he maximum biosurface-specific metabolic rate measured for the natural bacteria proved to be close to those averaged for actively growing aquatic protozoans at 1.3 × 1015 mol O2 um2 h1 (equivalent to 2 × 1013 W um2 for purely aerobic metabolism), as calculated from published data. The latter does not depend on the cell volume (r2 < 0.001, n = 58) over the size range from 102 um3 (smallest flagellates) to 108 um3 (largest sarcodines), supplying illustrative evidence for Rubner’s law. Marine bacteria (101 um3) appear to fit this law and extend its scale by 2 orders of magnitude.


hotocalorimetry has rarely been employed to investigate the processes in photosynthesis. The possibility of detecting light emission as fluorescence and thermal dissipation in chlorophytic microalga Dunaliella maritima was examined by this method when complemented by simultaneous oxygen polarographic measurements. The results showed that under acute light stress, the net heat flow was sharply positive (exothermic) while the oxygen polarographic sensor indicated oxygen evolution in the light. Energy balances to correct for the imbalance in the response to incident radiant light and to convert the oxygen evolution to energy values by the oxycaloric equivalent for glucose (–470 kJ mol–1 O2) revealed an extra source (15.5 ± 3.3 (SE) and 9.4 ± 3.2 pW per cell for the control and treated cells, respectively) of heat which was thought to be due mainly to nonphotochemical quenching (NPQ).

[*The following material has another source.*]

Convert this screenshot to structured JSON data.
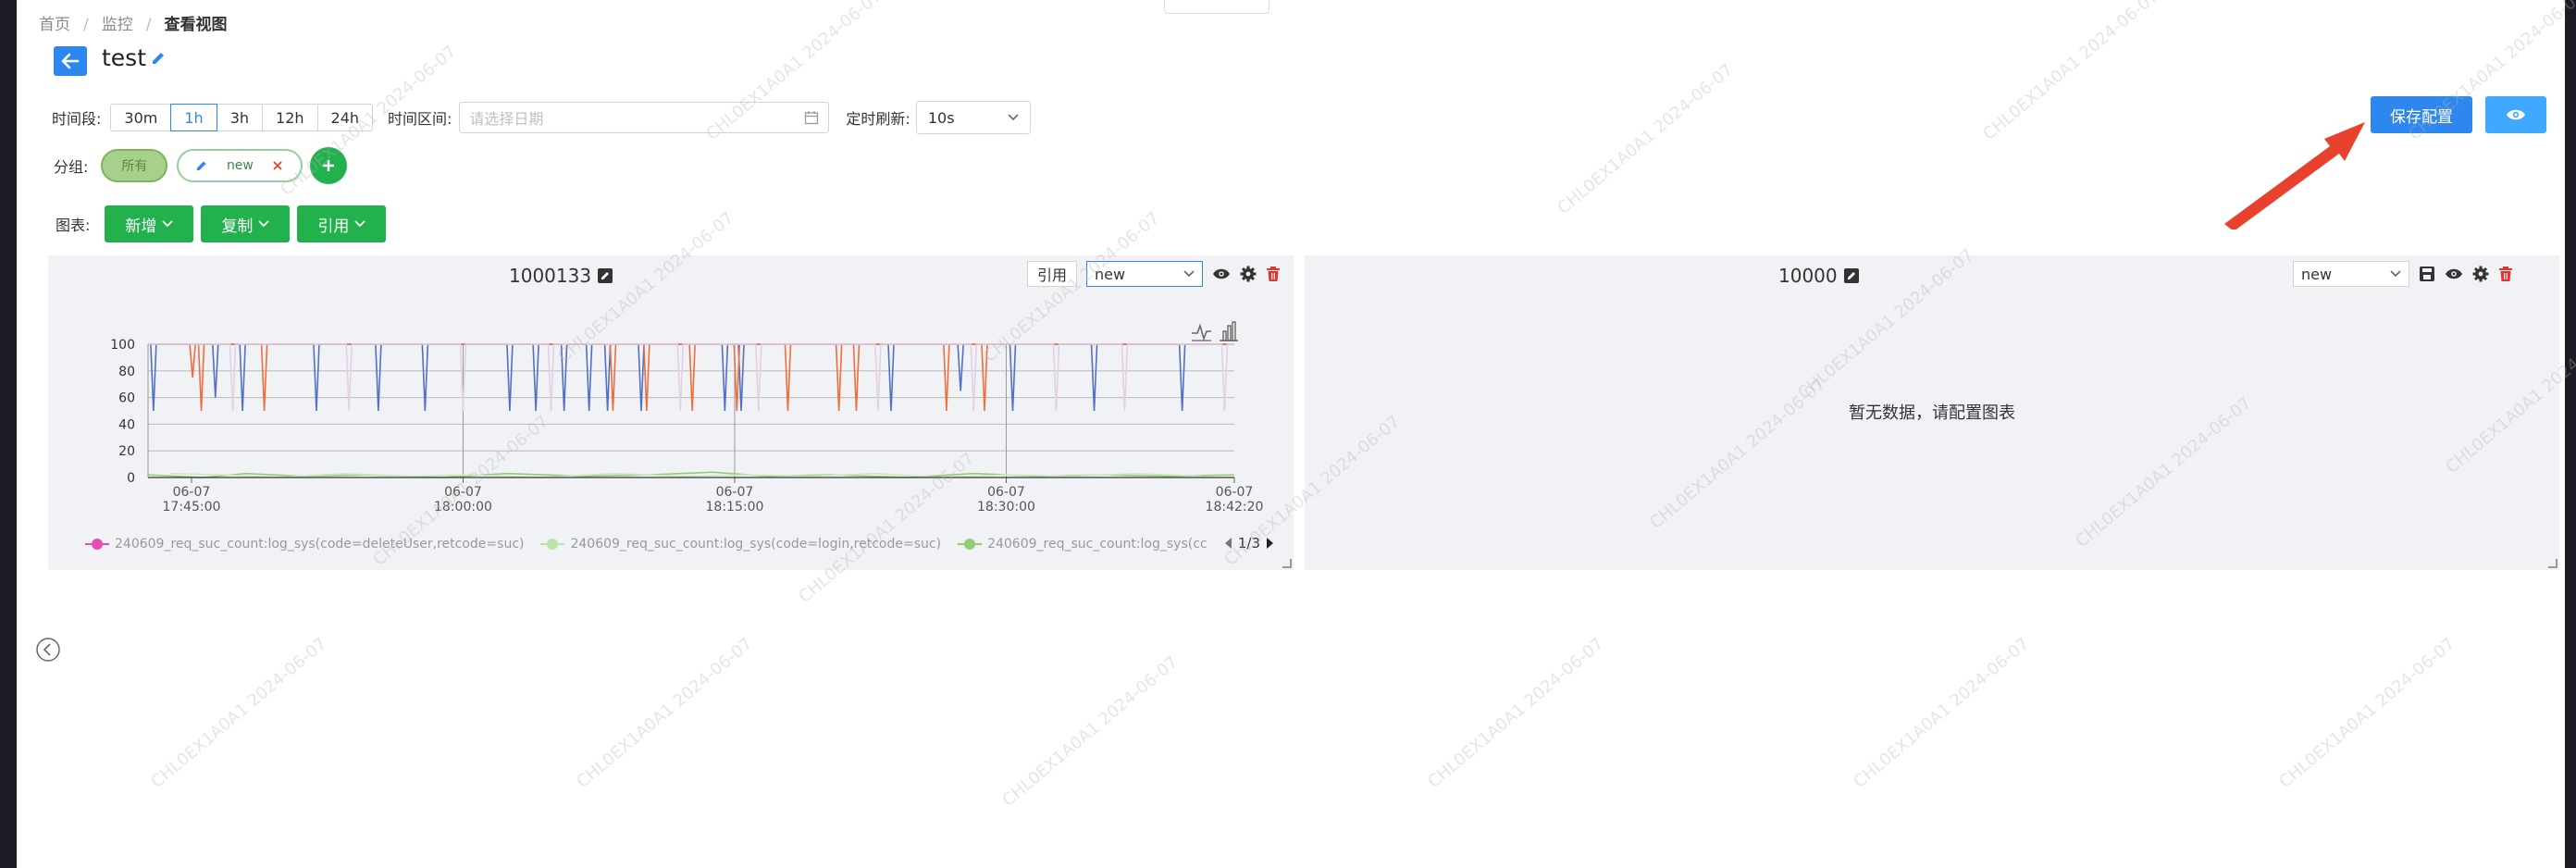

customised photomicrocalorimeter module has been improved using light-emitting diodes (LEDs).


he photocalorimetric method was shown to be highly promising for quantifying both the photosynthesis and respiration of marine phytoplankton and probing the phenomena like photoinhibition and non-photochemical quenching on the global scale.